> _Material for this task_:
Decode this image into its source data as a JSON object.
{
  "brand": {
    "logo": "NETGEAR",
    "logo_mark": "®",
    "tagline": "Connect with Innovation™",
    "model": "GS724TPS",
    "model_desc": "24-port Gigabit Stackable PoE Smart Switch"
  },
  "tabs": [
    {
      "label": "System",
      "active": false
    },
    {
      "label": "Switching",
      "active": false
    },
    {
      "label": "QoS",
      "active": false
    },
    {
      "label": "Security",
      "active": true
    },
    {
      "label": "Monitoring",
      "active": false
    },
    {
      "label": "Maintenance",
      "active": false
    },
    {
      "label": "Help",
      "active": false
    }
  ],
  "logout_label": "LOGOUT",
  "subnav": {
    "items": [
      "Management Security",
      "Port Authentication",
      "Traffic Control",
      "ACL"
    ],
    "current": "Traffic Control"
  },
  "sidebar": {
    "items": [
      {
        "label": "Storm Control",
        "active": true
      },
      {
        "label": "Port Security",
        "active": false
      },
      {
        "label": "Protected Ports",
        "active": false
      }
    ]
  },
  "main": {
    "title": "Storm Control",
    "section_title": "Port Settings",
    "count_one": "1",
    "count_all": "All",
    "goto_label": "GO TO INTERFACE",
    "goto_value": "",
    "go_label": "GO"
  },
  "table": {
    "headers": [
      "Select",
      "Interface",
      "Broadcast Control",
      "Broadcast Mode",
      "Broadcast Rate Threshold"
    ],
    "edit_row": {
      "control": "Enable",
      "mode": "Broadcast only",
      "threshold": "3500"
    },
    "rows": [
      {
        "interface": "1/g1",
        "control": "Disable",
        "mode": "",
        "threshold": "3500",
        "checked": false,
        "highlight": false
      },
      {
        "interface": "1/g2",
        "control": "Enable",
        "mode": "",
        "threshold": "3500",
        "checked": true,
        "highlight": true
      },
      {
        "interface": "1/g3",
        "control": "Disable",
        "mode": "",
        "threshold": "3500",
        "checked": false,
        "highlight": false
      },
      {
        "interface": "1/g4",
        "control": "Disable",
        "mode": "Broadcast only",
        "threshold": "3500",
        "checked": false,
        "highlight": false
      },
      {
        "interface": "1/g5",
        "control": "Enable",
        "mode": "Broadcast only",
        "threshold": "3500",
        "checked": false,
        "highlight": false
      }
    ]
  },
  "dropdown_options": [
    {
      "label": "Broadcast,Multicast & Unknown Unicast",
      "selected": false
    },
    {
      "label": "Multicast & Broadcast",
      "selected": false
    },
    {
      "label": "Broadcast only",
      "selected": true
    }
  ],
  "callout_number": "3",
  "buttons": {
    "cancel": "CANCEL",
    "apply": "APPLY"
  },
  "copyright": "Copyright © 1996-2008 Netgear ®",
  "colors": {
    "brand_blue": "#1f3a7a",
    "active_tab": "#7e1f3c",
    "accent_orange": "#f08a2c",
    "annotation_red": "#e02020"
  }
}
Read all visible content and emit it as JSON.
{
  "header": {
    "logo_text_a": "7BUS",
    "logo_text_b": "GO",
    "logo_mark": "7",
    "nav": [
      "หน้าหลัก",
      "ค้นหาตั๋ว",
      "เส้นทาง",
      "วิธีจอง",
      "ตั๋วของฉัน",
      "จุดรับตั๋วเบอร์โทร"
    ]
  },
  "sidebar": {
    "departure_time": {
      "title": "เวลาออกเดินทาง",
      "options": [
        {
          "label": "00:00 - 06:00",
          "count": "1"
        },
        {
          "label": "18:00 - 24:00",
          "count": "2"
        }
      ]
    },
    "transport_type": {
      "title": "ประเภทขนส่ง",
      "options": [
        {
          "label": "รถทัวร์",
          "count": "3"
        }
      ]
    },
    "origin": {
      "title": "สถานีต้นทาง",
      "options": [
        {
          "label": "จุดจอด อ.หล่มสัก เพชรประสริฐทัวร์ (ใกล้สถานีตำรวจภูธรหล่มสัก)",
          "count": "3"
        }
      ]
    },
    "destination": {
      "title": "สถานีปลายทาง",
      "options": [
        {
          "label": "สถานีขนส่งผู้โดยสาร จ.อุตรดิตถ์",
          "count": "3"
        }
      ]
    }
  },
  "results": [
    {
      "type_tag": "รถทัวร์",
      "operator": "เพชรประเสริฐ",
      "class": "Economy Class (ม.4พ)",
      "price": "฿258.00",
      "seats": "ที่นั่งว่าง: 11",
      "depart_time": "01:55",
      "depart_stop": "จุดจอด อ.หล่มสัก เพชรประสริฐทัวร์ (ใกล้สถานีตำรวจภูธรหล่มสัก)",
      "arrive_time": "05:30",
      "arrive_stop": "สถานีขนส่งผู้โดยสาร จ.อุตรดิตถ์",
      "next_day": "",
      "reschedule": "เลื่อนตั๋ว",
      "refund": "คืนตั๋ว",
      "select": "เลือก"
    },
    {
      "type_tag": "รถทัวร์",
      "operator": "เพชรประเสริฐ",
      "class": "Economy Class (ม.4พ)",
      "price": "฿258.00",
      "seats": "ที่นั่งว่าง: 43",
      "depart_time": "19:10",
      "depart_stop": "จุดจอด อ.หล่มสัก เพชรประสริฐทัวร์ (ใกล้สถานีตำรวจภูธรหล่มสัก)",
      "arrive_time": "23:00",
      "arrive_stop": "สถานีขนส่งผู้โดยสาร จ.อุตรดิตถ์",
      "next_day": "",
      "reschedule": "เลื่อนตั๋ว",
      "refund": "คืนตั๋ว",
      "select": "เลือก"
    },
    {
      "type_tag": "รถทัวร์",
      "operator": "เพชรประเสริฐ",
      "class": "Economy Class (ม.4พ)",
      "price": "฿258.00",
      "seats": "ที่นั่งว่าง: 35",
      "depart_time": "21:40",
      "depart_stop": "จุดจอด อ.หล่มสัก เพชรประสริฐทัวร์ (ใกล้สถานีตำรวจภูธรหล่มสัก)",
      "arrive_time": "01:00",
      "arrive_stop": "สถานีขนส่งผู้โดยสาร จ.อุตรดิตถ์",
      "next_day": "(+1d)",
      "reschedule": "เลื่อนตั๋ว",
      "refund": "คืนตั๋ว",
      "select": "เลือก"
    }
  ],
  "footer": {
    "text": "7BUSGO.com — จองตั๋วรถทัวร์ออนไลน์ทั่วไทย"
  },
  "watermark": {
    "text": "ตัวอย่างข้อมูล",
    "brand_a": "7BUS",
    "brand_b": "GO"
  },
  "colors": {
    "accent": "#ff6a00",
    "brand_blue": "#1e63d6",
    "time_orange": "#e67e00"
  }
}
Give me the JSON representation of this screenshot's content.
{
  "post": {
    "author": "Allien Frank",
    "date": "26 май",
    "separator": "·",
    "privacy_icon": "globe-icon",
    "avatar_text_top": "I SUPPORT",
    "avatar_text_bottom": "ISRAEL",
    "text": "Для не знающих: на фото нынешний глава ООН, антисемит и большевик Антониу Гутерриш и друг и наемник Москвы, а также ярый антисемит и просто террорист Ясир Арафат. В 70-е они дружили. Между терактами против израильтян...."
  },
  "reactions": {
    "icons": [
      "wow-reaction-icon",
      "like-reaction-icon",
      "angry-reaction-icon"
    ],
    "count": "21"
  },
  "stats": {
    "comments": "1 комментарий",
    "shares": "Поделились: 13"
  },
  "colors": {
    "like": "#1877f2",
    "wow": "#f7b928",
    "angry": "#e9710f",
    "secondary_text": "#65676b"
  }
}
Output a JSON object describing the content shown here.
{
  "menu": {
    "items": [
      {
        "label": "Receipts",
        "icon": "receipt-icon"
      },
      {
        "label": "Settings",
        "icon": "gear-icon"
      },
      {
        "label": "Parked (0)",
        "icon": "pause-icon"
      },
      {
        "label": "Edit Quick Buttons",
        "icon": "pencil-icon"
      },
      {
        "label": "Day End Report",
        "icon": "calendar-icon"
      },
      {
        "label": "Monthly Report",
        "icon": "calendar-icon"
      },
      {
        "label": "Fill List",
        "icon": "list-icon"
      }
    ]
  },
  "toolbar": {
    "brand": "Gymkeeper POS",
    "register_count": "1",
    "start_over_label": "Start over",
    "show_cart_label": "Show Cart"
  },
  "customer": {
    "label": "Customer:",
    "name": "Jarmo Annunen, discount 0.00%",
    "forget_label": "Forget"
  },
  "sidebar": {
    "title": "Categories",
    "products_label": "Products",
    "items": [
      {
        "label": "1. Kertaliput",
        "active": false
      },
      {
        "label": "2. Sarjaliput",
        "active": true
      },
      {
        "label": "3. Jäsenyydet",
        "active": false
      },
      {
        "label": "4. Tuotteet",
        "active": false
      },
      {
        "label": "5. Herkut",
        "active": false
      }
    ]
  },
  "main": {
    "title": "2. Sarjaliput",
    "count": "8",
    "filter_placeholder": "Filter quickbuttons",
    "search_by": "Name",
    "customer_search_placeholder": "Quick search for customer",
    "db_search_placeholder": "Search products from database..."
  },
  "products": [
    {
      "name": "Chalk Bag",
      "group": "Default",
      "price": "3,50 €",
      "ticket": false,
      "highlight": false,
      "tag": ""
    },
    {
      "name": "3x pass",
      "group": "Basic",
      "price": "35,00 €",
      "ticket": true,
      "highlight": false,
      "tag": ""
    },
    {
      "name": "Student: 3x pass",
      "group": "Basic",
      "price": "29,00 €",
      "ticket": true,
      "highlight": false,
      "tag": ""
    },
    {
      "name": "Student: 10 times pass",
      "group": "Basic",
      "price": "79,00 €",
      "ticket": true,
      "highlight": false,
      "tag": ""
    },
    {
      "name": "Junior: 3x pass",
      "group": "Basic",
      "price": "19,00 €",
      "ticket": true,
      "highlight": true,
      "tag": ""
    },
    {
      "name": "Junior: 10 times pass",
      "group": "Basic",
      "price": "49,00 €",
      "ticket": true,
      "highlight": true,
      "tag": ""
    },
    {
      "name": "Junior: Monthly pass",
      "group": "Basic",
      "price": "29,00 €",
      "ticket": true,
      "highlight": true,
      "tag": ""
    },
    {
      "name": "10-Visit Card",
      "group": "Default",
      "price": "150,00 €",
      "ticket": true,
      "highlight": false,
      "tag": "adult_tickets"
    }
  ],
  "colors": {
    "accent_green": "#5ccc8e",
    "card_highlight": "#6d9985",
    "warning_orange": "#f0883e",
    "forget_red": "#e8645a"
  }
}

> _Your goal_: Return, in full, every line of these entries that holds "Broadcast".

> _Solved problem_:
      "Broadcast Control",
      "Broadcast Mode",
      "Broadcast Rate Threshold"
      "mode": "Broadcast only",
        "mode": "Broadcast only",
        "mode": "Broadcast only",
      "label": "Broadcast,Multicast & Unknown Unicast",
      "label": "Multicast & Broadcast",
      "label": "Broadcast only",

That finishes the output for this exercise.